What is being asked
Reproduce the data exactly as given, except for any images.
=== Begin Enclosure ===
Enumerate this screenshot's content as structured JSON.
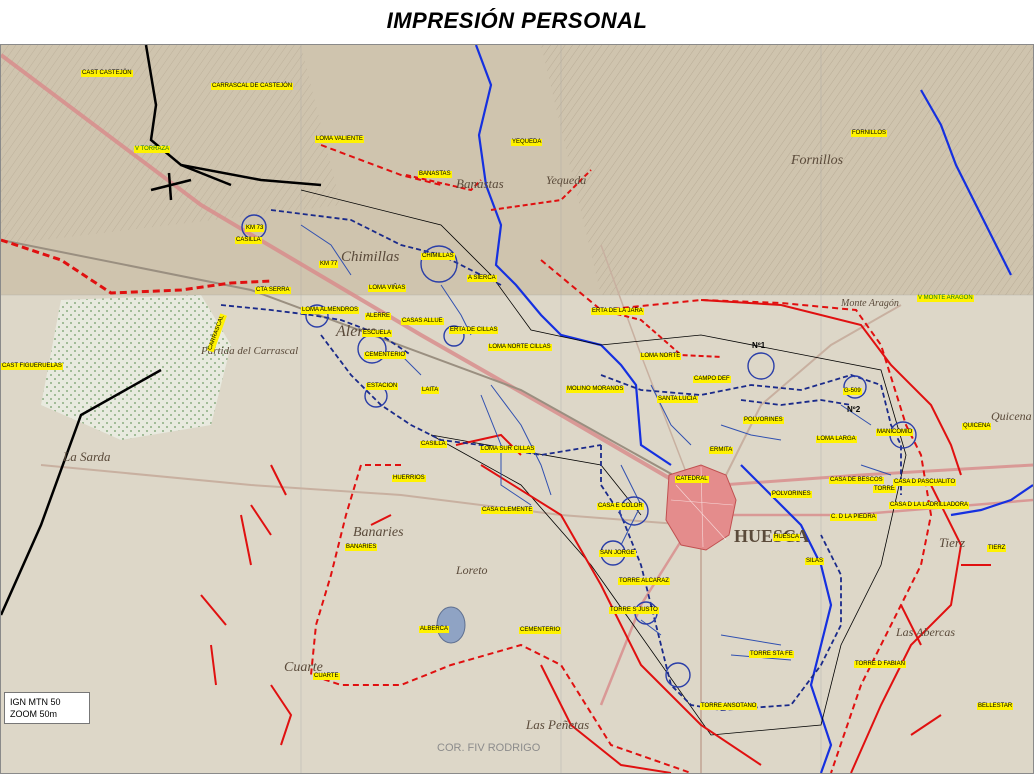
{
  "title": "IMPRESIÓN PERSONAL",
  "legend": {
    "line1": "IGN MTN 50",
    "line2": "ZOOM 50m"
  },
  "credit": "COR. FIV RODRIGO",
  "labels": [
    {
      "id": "cast-castejon",
      "text": "CAST CASTEJÓN"
    },
    {
      "id": "carrascal-castejon",
      "text": "CARRASCAL DE CASTEJÓN"
    },
    {
      "id": "v-torraza",
      "text": "V TORRAZA"
    },
    {
      "id": "loma-valiente",
      "text": "LOMA VALIENTE"
    },
    {
      "id": "yequeda",
      "text": "YEQUEDA"
    },
    {
      "id": "banastas",
      "text": "BANASTAS"
    },
    {
      "id": "fornillos",
      "text": "FORNILLOS"
    },
    {
      "id": "km-73",
      "text": "KM 73"
    },
    {
      "id": "casilla-1",
      "text": "CASILLA"
    },
    {
      "id": "km-77",
      "text": "KM 77"
    },
    {
      "id": "chimillas",
      "text": "CHIMILLAS"
    },
    {
      "id": "a-sierca",
      "text": "A SIERCA"
    },
    {
      "id": "cta-serra",
      "text": "CTA SERRA"
    },
    {
      "id": "loma-vinas",
      "text": "LOMA VIÑAS"
    },
    {
      "id": "loma-almendros",
      "text": "LOMA ALMENDROS"
    },
    {
      "id": "alerre",
      "text": "ALERRE"
    },
    {
      "id": "escuela",
      "text": "ESCUELA"
    },
    {
      "id": "casas-allue",
      "text": "CASAS ALLUE"
    },
    {
      "id": "erta-de-la-jara",
      "text": "ERTA DE LA JARA"
    },
    {
      "id": "v-monte-aragon",
      "text": "V MONTE ARAGON"
    },
    {
      "id": "erta-de-cillas",
      "text": "ERTA DE CILLAS"
    },
    {
      "id": "loma-norte-cillas",
      "text": "LOMA NORTE CILLAS"
    },
    {
      "id": "cementerio-1",
      "text": "CEMENTERIO"
    },
    {
      "id": "cast-figueruelas",
      "text": "CAST FIGUERUELAS"
    },
    {
      "id": "loma-norte",
      "text": "LOMA NORTE"
    },
    {
      "id": "campo-def",
      "text": "CAMPO DEF"
    },
    {
      "id": "estacion",
      "text": "ESTACION"
    },
    {
      "id": "laita",
      "text": "LAITA"
    },
    {
      "id": "molino-moranos",
      "text": "MOLINO MORANOS"
    },
    {
      "id": "santa-lucia",
      "text": "SANTA LUCIA"
    },
    {
      "id": "g-509",
      "text": "G-509"
    },
    {
      "id": "polvorines-1",
      "text": "POLVORINES"
    },
    {
      "id": "loma-larga",
      "text": "LOMA LARGA"
    },
    {
      "id": "manicomio",
      "text": "MANICOMIO"
    },
    {
      "id": "quicena",
      "text": "QUICENA"
    },
    {
      "id": "casilla-2",
      "text": "CASILLA"
    },
    {
      "id": "loma-sur-cillas",
      "text": "LOMA SUR CILLAS"
    },
    {
      "id": "ermita",
      "text": "ERMITA"
    },
    {
      "id": "huerrios",
      "text": "HUERRIOS"
    },
    {
      "id": "catedral",
      "text": "CATEDRAL"
    },
    {
      "id": "casa-del-bescos",
      "text": "CASA DE BESCOS"
    },
    {
      "id": "torre",
      "text": "TORRE"
    },
    {
      "id": "casa-pascualito",
      "text": "CASA D PASCUALITO"
    },
    {
      "id": "polvorines-2",
      "text": "POLVORINES"
    },
    {
      "id": "casa-clemente",
      "text": "CASA CLEMENTE"
    },
    {
      "id": "casa-e-color",
      "text": "CASA E COLOR"
    },
    {
      "id": "c-de-la-piedra",
      "text": "C. D LA PIEDRA"
    },
    {
      "id": "casa-ladrilladora",
      "text": "CASA D LA LADRILLADORA"
    },
    {
      "id": "banaries",
      "text": "BANARIES"
    },
    {
      "id": "huesca",
      "text": "HUESCA"
    },
    {
      "id": "silas",
      "text": "SILAS"
    },
    {
      "id": "san-jorge",
      "text": "SAN JORGE"
    },
    {
      "id": "tierz",
      "text": "TIERZ"
    },
    {
      "id": "torre-alcaraz",
      "text": "TORRE ALCARAZ"
    },
    {
      "id": "torre-s-justo",
      "text": "TORRE S JUSTO"
    },
    {
      "id": "alberca",
      "text": "ALBERCA"
    },
    {
      "id": "cementerio-2",
      "text": "CEMENTERIO"
    },
    {
      "id": "torre-sta-fe",
      "text": "TORRE STA FE"
    },
    {
      "id": "torre-d-fabian",
      "text": "TORRE D FABIAN"
    },
    {
      "id": "cuarte",
      "text": "CUARTE"
    },
    {
      "id": "torre-ansotano",
      "text": "TORRE ANSOTANO"
    },
    {
      "id": "bellestar",
      "text": "BELLESTAR"
    },
    {
      "id": "carrascal",
      "text": "CARRASCAL"
    }
  ],
  "black_labels": [
    {
      "id": "n1",
      "text": "Nº1"
    },
    {
      "id": "n2",
      "text": "Nº2"
    }
  ],
  "map_text": [
    {
      "id": "chimillas-base",
      "text": "Chimillas"
    },
    {
      "id": "alerre-base",
      "text": "Alerre"
    },
    {
      "id": "huesca-base",
      "text": "HUESCA"
    },
    {
      "id": "banaries-base",
      "text": "Banaries"
    },
    {
      "id": "cuarte-base",
      "text": "Cuarte"
    },
    {
      "id": "sarda-base",
      "text": "La Sarda"
    },
    {
      "id": "carrascal-base",
      "text": "Partida del Carrascal"
    },
    {
      "id": "fornillos-base",
      "text": "Fornillos"
    },
    {
      "id": "banastas-base",
      "text": "Banastas"
    },
    {
      "id": "quicena-base",
      "text": "Quicena"
    },
    {
      "id": "tierz-base",
      "text": "Tierz"
    },
    {
      "id": "abercas-base",
      "text": "Las Abercas"
    },
    {
      "id": "penetas-base",
      "text": "Las Peñetas"
    },
    {
      "id": "loreto-base",
      "text": "Loreto"
    },
    {
      "id": "yequeda-base",
      "text": "Yequeda"
    },
    {
      "id": "mont-aragon-base",
      "text": "Monte Aragón"
    }
  ],
  "colors": {
    "river": "#1530e0",
    "red_route": "#e01010",
    "blue_route": "#1a2a8a",
    "black_line": "#000000",
    "label_bg": "#fff200",
    "road": "#d88a8a"
  },
  "icons": [
    "cross-marker",
    "circle-marker"
  ]
}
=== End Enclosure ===
Exercise result
Enumerate this screenshot's content as structured JSON.
{
  "title": "IMPRESIÓN PERSONAL",
  "legend": {
    "line1": "IGN MTN 50",
    "line2": "ZOOM 50m"
  },
  "credit": "COR. FIV RODRIGO",
  "labels": [
    {
      "id": "cast-castejon",
      "text": "CAST CASTEJÓN"
    },
    {
      "id": "carrascal-castejon",
      "text": "CARRASCAL DE CASTEJÓN"
    },
    {
      "id": "v-torraza",
      "text": "V TORRAZA"
    },
    {
      "id": "loma-valiente",
      "text": "LOMA VALIENTE"
    },
    {
      "id": "yequeda",
      "text": "YEQUEDA"
    },
    {
      "id": "banastas",
      "text": "BANASTAS"
    },
    {
      "id": "fornillos",
      "text": "FORNILLOS"
    },
    {
      "id": "km-73",
      "text": "KM 73"
    },
    {
      "id": "casilla-1",
      "text": "CASILLA"
    },
    {
      "id": "km-77",
      "text": "KM 77"
    },
    {
      "id": "chimillas",
      "text": "CHIMILLAS"
    },
    {
      "id": "a-sierca",
      "text": "A SIERCA"
    },
    {
      "id": "cta-serra",
      "text": "CTA SERRA"
    },
    {
      "id": "loma-vinas",
      "text": "LOMA VIÑAS"
    },
    {
      "id": "loma-almendros",
      "text": "LOMA ALMENDROS"
    },
    {
      "id": "alerre",
      "text": "ALERRE"
    },
    {
      "id": "escuela",
      "text": "ESCUELA"
    },
    {
      "id": "casas-allue",
      "text": "CASAS ALLUE"
    },
    {
      "id": "erta-de-la-jara",
      "text": "ERTA DE LA JARA"
    },
    {
      "id": "v-monte-aragon",
      "text": "V MONTE ARAGON"
    },
    {
      "id": "erta-de-cillas",
      "text": "ERTA DE CILLAS"
    },
    {
      "id": "loma-norte-cillas",
      "text": "LOMA NORTE CILLAS"
    },
    {
      "id": "cementerio-1",
      "text": "CEMENTERIO"
    },
    {
      "id": "cast-figueruelas",
      "text": "CAST FIGUERUELAS"
    },
    {
      "id": "loma-norte",
      "text": "LOMA NORTE"
    },
    {
      "id": "campo-def",
      "text": "CAMPO DEF"
    },
    {
      "id": "estacion",
      "text": "ESTACION"
    },
    {
      "id": "laita",
      "text": "LAITA"
    },
    {
      "id": "molino-moranos",
      "text": "MOLINO MORANOS"
    },
    {
      "id": "santa-lucia",
      "text": "SANTA LUCIA"
    },
    {
      "id": "g-509",
      "text": "G-509"
    },
    {
      "id": "polvorines-1",
      "text": "POLVORINES"
    },
    {
      "id": "loma-larga",
      "text": "LOMA LARGA"
    },
    {
      "id": "manicomio",
      "text": "MANICOMIO"
    },
    {
      "id": "quicena",
      "text": "QUICENA"
    },
    {
      "id": "casilla-2",
      "text": "CASILLA"
    },
    {
      "id": "loma-sur-cillas",
      "text": "LOMA SUR CILLAS"
    },
    {
      "id": "ermita",
      "text": "ERMITA"
    },
    {
      "id": "huerrios",
      "text": "HUERRIOS"
    },
    {
      "id": "catedral",
      "text": "CATEDRAL"
    },
    {
      "id": "casa-del-bescos",
      "text": "CASA DE BESCOS"
    },
    {
      "id": "torre",
      "text": "TORRE"
    },
    {
      "id": "casa-pascualito",
      "text": "CASA D PASCUALITO"
    },
    {
      "id": "polvorines-2",
      "text": "POLVORINES"
    },
    {
      "id": "casa-clemente",
      "text": "CASA CLEMENTE"
    },
    {
      "id": "casa-e-color",
      "text": "CASA E COLOR"
    },
    {
      "id": "c-de-la-piedra",
      "text": "C. D LA PIEDRA"
    },
    {
      "id": "casa-ladrilladora",
      "text": "CASA D LA LADRILLADORA"
    },
    {
      "id": "banaries",
      "text": "BANARIES"
    },
    {
      "id": "huesca",
      "text": "HUESCA"
    },
    {
      "id": "silas",
      "text": "SILAS"
    },
    {
      "id": "san-jorge",
      "text": "SAN JORGE"
    },
    {
      "id": "tierz",
      "text": "TIERZ"
    },
    {
      "id": "torre-alcaraz",
      "text": "TORRE ALCARAZ"
    },
    {
      "id": "torre-s-justo",
      "text": "TORRE S JUSTO"
    },
    {
      "id": "alberca",
      "text": "ALBERCA"
    },
    {
      "id": "cementerio-2",
      "text": "CEMENTERIO"
    },
    {
      "id": "torre-sta-fe",
      "text": "TORRE STA FE"
    },
    {
      "id": "torre-d-fabian",
      "text": "TORRE D FABIAN"
    },
    {
      "id": "cuarte",
      "text": "CUARTE"
    },
    {
      "id": "torre-ansotano",
      "text": "TORRE ANSOTANO"
    },
    {
      "id": "bellestar",
      "text": "BELLESTAR"
    },
    {
      "id": "carrascal",
      "text": "CARRASCAL"
    }
  ],
  "black_labels": [
    {
      "id": "n1",
      "text": "Nº1"
    },
    {
      "id": "n2",
      "text": "Nº2"
    }
  ],
  "map_text": [
    {
      "id": "chimillas-base",
      "text": "Chimillas"
    },
    {
      "id": "alerre-base",
      "text": "Alerre"
    },
    {
      "id": "huesca-base",
      "text": "HUESCA"
    },
    {
      "id": "banaries-base",
      "text": "Banaries"
    },
    {
      "id": "cuarte-base",
      "text": "Cuarte"
    },
    {
      "id": "sarda-base",
      "text": "La Sarda"
    },
    {
      "id": "carrascal-base",
      "text": "Partida del Carrascal"
    },
    {
      "id": "fornillos-base",
      "text": "Fornillos"
    },
    {
      "id": "banastas-base",
      "text": "Banastas"
    },
    {
      "id": "quicena-base",
      "text": "Quicena"
    },
    {
      "id": "tierz-base",
      "text": "Tierz"
    },
    {
      "id": "abercas-base",
      "text": "Las Abercas"
    },
    {
      "id": "penetas-base",
      "text": "Las Peñetas"
    },
    {
      "id": "loreto-base",
      "text": "Loreto"
    },
    {
      "id": "yequeda-base",
      "text": "Yequeda"
    },
    {
      "id": "mont-aragon-base",
      "text": "Monte Aragón"
    }
  ],
  "colors": {
    "river": "#1530e0",
    "red_route": "#e01010",
    "blue_route": "#1a2a8a",
    "black_line": "#000000",
    "label_bg": "#fff200",
    "road": "#d88a8a"
  },
  "icons": [
    "cross-marker",
    "circle-marker"
  ]
}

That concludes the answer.